__Aim of the task__
Go over the entries and report the lines where the word "icon" occurs.

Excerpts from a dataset
>>

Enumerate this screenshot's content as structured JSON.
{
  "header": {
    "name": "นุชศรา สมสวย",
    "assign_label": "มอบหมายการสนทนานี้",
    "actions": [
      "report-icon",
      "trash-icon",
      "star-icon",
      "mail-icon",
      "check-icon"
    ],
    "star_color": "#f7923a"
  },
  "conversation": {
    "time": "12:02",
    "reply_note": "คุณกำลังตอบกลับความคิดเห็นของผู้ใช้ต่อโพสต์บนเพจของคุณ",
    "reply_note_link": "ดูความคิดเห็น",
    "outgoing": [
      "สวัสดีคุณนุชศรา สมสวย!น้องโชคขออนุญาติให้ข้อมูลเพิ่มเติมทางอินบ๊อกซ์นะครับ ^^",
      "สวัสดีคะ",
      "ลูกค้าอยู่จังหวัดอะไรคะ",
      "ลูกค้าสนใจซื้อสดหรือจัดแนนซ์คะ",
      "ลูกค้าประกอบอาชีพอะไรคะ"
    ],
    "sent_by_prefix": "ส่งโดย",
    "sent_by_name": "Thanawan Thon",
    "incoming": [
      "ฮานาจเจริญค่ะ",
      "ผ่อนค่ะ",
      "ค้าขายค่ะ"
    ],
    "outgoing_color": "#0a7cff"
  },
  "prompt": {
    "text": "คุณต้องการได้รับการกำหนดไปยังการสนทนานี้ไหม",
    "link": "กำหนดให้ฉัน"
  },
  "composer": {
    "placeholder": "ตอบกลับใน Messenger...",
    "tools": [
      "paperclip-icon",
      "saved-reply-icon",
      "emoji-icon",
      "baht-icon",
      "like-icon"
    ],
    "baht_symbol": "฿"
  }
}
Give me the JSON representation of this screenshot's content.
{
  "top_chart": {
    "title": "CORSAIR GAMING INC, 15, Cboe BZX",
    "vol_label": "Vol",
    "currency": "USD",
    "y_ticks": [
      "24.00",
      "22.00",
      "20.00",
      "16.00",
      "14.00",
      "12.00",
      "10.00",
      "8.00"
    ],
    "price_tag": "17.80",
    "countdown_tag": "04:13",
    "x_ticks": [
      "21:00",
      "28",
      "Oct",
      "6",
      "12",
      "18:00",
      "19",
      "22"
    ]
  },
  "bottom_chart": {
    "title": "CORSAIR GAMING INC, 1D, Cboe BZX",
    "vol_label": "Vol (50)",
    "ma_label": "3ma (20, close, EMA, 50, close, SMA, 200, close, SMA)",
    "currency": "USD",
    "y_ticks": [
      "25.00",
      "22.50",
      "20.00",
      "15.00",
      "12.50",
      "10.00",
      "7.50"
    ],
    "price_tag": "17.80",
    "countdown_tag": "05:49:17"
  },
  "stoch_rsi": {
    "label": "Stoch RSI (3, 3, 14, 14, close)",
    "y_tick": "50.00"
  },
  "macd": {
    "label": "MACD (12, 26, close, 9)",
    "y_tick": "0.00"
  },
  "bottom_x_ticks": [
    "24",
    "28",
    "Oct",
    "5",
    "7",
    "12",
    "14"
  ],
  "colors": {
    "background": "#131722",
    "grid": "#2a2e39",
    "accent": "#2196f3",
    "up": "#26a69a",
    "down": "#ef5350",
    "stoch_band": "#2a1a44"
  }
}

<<

__Solution for this exercise__
      "report-icon",
      "trash-icon",
      "star-icon",
      "mail-icon",
      "check-icon"
      "paperclip-icon",
      "saved-reply-icon",
      "emoji-icon",
      "baht-icon",
      "like-icon"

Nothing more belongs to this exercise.